This research has been primarily carried out in rodent models, and further research into canines is required. However, potential anecdotal evidence has been reported.
10. Improves sleep behaviours
There is evidence in both rats and humans that CBD can improve sleep quality and duration. This is thought to reflect an anti-anxiety effect of cannabinoids. Whilst no direct studies have been carried out in dogs, anecdotal evidence suggests that your pet could benefit from improved sleep with CBD treatment.
What CBD products are available for my pooch?
If you decide to incorporate CBD into your dogs diet or treatment plan, there are a large number of commercially available products to try. These include oils, treats, dental sticks, capsules, creams, and diffusers. The choice of which is best for your dog might be down to trial and error, depending on your dog, lifestyle, and symptoms you are trying to treat. A recent study found that CBD oil delivered orally provided the best exposure compared to capsules or transdermal creams, so this might be a good place to start.
It is important to buy from a reputable source. The FDA don’t have to approve CBD products, so there is a lot of variability on the market. Reputable sources will be transparent about their testing procedures (which should be carried out by a third party) and results obtained. Such quality assurances can be found by looking at the Certificate of Analysis.
The bottom line
A report published in 2016 found that over half of pet owners questioned used a hemp product, and that dog owners generally used the products for illnesses such as cancer, arthritis, anxiety and seizures. Interestingly, only 7% of people surveyed thought that hemp products did not help their animal at all; most pet owners thought they were even better than other treatments.
One potential problem halting the use of CBD in pets, is that vets almost never initiate conversations about CBD. This was largely due to them being unsure about its legality, as well as their lack of knowledge and experience in using CBD as a therapeutic agent. Helpfully, the vets interviewed in this study were overwhelmingly in support of more research surrounding the health benefits of CBD.
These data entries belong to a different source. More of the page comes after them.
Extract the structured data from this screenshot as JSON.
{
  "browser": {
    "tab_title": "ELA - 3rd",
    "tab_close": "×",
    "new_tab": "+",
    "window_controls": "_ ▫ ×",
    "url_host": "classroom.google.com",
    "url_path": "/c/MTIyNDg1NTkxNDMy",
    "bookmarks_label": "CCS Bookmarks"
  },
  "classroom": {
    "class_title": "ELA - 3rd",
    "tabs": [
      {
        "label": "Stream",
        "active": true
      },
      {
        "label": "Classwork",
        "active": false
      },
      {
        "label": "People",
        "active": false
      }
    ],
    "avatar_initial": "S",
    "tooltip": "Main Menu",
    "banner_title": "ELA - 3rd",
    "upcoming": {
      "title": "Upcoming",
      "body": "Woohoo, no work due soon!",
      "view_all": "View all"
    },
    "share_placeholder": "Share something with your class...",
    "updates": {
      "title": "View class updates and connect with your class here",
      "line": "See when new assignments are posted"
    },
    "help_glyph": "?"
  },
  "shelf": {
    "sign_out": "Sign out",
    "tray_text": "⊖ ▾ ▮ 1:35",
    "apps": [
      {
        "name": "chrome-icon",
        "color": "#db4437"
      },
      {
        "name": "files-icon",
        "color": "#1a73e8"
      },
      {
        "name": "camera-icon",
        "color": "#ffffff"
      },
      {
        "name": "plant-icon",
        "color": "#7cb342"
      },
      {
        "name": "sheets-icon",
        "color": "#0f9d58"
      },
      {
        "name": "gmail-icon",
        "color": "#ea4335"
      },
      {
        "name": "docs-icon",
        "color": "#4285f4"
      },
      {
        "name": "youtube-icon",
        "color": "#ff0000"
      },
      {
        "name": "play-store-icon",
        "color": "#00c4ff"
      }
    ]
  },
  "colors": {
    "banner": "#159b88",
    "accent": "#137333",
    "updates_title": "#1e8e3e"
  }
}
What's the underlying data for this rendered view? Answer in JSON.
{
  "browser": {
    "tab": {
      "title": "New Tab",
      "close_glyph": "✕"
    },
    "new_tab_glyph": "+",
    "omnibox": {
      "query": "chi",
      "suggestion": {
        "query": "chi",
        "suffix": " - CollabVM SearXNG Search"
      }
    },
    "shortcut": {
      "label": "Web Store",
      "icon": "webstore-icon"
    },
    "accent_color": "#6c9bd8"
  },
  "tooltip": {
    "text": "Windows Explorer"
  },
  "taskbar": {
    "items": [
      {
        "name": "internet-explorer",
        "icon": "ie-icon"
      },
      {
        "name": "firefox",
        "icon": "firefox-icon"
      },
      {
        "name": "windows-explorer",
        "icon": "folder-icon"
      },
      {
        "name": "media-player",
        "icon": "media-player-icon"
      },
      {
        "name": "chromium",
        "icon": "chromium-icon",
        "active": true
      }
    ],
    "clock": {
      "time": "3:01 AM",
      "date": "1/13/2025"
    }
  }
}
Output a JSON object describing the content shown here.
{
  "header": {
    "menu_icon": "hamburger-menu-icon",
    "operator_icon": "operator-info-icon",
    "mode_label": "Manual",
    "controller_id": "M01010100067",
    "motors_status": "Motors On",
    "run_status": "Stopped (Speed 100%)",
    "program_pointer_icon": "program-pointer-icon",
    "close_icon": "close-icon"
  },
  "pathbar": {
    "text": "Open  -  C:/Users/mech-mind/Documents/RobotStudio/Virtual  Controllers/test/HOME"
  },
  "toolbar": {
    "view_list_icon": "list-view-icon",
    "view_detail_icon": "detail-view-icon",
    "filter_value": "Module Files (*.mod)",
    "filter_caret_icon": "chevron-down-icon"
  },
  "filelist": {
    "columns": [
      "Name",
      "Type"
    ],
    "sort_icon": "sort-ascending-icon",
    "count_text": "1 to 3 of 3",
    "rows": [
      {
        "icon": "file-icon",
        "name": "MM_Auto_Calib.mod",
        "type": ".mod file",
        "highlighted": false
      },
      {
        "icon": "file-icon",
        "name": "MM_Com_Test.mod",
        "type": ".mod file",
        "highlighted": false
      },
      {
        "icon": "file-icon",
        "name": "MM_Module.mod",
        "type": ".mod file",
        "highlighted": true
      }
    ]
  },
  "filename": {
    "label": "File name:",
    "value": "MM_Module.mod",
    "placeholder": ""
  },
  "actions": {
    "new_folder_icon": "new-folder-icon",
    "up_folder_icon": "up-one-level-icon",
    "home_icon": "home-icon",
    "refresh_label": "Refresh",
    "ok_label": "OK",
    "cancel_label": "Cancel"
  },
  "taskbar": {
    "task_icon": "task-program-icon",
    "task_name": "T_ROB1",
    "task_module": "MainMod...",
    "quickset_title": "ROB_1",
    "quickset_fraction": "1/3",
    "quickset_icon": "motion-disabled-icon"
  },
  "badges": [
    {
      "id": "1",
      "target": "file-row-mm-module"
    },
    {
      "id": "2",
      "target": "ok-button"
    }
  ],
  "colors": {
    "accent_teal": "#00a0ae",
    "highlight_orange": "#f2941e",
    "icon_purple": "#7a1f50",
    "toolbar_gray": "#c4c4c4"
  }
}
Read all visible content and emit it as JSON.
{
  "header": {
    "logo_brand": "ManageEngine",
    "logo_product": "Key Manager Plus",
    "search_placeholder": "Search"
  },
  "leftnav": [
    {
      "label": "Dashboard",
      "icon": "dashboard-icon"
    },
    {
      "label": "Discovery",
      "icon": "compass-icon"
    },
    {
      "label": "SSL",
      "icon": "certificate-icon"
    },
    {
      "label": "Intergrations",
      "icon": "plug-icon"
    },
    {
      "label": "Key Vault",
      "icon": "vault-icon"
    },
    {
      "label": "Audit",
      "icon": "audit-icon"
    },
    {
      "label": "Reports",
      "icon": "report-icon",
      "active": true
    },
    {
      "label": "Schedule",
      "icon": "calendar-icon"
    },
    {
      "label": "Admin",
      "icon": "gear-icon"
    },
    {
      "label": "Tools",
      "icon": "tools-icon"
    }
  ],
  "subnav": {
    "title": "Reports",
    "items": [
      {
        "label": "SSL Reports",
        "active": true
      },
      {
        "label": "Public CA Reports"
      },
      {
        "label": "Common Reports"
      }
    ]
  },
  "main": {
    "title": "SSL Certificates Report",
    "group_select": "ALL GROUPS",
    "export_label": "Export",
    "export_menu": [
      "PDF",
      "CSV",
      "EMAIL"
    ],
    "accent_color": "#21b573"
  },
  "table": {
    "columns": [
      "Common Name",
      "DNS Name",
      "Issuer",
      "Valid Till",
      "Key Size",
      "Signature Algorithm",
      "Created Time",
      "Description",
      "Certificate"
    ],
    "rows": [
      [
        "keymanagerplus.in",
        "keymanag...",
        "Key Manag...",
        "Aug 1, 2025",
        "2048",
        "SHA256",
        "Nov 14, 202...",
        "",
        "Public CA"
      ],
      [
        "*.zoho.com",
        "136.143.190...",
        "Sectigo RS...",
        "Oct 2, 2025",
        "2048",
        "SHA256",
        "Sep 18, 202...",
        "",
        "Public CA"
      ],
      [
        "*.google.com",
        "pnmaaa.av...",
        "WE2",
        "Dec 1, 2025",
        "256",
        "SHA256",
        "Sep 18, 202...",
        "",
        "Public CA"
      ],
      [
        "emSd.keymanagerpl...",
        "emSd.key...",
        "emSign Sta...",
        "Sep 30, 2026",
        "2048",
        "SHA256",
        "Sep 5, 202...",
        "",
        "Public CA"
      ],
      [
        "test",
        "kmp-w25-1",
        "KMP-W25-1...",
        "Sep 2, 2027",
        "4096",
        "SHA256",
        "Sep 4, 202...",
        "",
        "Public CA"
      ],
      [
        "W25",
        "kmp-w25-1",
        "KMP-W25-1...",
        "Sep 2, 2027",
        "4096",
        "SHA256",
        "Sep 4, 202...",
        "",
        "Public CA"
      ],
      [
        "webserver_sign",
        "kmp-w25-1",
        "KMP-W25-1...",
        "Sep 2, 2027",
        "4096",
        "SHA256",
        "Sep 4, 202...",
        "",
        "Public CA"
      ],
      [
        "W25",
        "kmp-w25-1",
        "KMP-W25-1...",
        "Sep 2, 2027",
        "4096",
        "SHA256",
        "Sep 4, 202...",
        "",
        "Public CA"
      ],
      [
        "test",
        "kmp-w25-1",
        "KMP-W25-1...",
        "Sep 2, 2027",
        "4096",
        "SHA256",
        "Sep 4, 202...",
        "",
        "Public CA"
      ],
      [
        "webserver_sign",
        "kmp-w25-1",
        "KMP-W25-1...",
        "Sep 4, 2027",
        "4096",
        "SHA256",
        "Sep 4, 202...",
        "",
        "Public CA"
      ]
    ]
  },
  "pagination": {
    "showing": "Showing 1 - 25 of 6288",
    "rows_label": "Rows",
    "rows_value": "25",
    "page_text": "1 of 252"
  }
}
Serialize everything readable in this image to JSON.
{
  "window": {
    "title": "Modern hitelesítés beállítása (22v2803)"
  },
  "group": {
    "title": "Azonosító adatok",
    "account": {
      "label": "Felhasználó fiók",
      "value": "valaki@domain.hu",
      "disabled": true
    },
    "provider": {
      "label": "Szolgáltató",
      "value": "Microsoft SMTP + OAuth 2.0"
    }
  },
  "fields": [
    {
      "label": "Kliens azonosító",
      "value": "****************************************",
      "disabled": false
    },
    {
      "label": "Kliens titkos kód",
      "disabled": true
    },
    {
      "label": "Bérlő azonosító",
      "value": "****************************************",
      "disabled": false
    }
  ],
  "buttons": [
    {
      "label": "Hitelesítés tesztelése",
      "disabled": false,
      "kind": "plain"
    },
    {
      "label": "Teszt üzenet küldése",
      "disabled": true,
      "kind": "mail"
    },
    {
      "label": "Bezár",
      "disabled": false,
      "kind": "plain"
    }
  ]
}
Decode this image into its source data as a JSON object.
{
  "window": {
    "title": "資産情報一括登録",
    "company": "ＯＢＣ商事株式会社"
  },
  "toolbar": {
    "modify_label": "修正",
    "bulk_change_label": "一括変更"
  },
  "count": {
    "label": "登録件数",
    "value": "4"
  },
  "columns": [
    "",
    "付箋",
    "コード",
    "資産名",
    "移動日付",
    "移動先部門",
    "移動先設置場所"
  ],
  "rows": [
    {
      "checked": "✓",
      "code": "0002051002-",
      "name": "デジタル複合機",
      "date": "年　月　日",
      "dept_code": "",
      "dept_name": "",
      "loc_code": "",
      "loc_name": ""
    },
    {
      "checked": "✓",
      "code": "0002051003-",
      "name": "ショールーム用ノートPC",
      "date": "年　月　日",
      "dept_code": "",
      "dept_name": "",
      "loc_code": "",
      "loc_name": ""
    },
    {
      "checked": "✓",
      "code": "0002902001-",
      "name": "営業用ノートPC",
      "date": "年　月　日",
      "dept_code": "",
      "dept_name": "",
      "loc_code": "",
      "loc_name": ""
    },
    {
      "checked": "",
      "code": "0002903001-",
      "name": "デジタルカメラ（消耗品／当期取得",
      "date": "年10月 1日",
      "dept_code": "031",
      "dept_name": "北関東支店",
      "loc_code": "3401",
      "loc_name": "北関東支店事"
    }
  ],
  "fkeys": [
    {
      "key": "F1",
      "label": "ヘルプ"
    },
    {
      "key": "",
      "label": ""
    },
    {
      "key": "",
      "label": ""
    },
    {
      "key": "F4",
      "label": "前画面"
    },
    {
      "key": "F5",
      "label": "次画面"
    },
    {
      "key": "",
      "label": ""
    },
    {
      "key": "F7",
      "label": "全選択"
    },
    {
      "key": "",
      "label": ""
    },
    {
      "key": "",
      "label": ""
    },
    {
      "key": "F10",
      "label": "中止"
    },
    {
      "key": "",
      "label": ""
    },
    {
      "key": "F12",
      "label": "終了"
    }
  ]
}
With the growing interest in the health benefits of CBD in dogs, as well as the anecdotal evidence surrounding its effectiveness, there are likely to be more clinical studies coming out in the future. Well-controlled clinical trials will be able to either refute or verify the evidence, whilst also considering safety and limitations.